### Exercise description
Pick out all lines with the word "title" from the records that follow.

### Provided records
· · · · ·
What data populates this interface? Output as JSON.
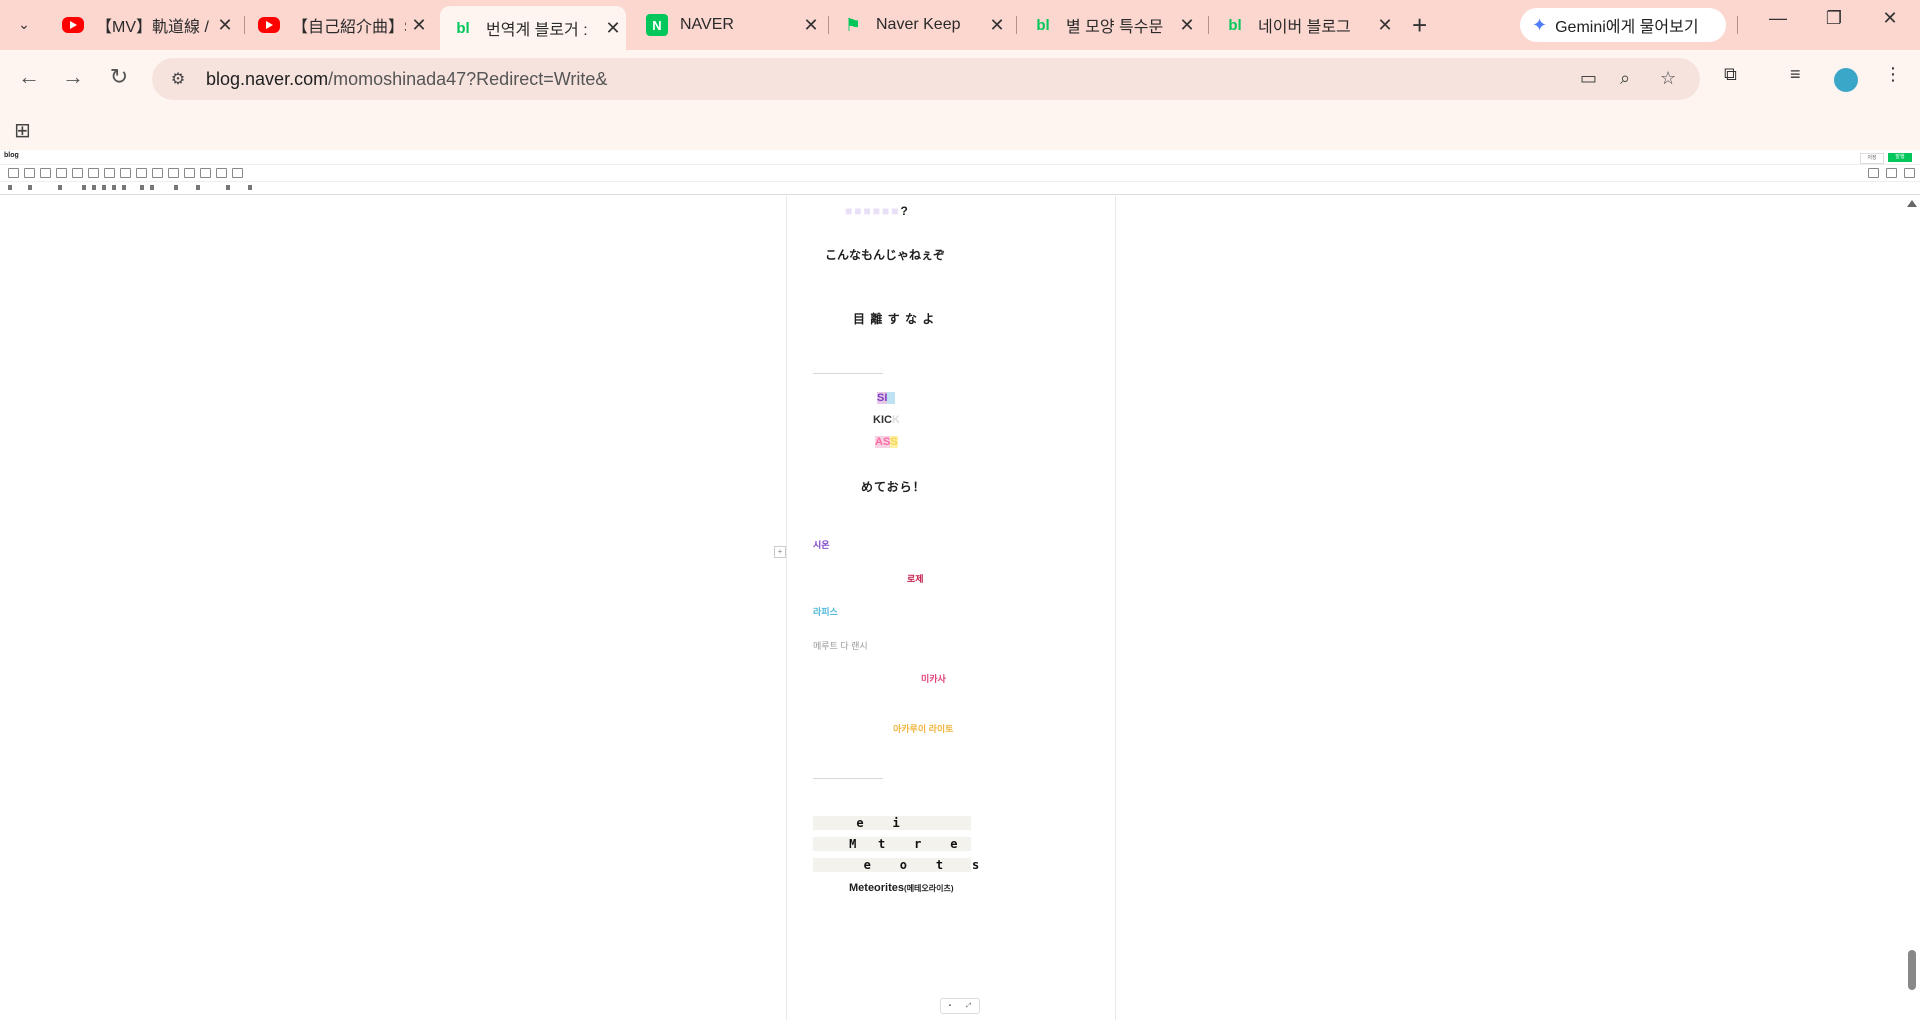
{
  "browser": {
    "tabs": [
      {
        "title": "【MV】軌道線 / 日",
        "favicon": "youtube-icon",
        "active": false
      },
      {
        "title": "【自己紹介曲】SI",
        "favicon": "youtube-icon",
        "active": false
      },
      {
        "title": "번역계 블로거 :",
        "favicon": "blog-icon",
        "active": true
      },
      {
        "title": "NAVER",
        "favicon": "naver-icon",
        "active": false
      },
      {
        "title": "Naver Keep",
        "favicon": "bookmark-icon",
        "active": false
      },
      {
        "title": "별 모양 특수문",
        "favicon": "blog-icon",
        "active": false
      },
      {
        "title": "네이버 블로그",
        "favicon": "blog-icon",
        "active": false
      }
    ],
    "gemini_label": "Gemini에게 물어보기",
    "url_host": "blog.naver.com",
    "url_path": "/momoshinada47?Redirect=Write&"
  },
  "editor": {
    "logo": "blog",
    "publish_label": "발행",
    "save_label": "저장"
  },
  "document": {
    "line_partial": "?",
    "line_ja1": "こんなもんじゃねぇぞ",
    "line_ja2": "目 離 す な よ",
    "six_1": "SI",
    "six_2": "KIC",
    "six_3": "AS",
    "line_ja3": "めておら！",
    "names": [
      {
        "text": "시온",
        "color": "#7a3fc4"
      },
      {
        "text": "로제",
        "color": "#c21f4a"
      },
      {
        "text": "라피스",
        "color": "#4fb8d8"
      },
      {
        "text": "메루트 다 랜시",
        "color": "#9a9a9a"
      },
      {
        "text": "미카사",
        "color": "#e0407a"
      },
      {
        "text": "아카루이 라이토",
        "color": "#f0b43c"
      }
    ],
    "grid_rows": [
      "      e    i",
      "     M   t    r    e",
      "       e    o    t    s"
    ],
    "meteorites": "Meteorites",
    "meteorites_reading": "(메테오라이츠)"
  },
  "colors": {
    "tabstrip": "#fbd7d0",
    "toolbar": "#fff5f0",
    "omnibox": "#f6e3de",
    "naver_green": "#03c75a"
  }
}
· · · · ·
### Answer section
        "title": "【MV】軌道線 / 日",
        "title": "【自己紹介曲】SI",
        "title": "번역계 블로거 :",
        "title": "NAVER",
        "title": "Naver Keep",
        "title": "별 모양 특수문",
        "title": "네이버 블로그",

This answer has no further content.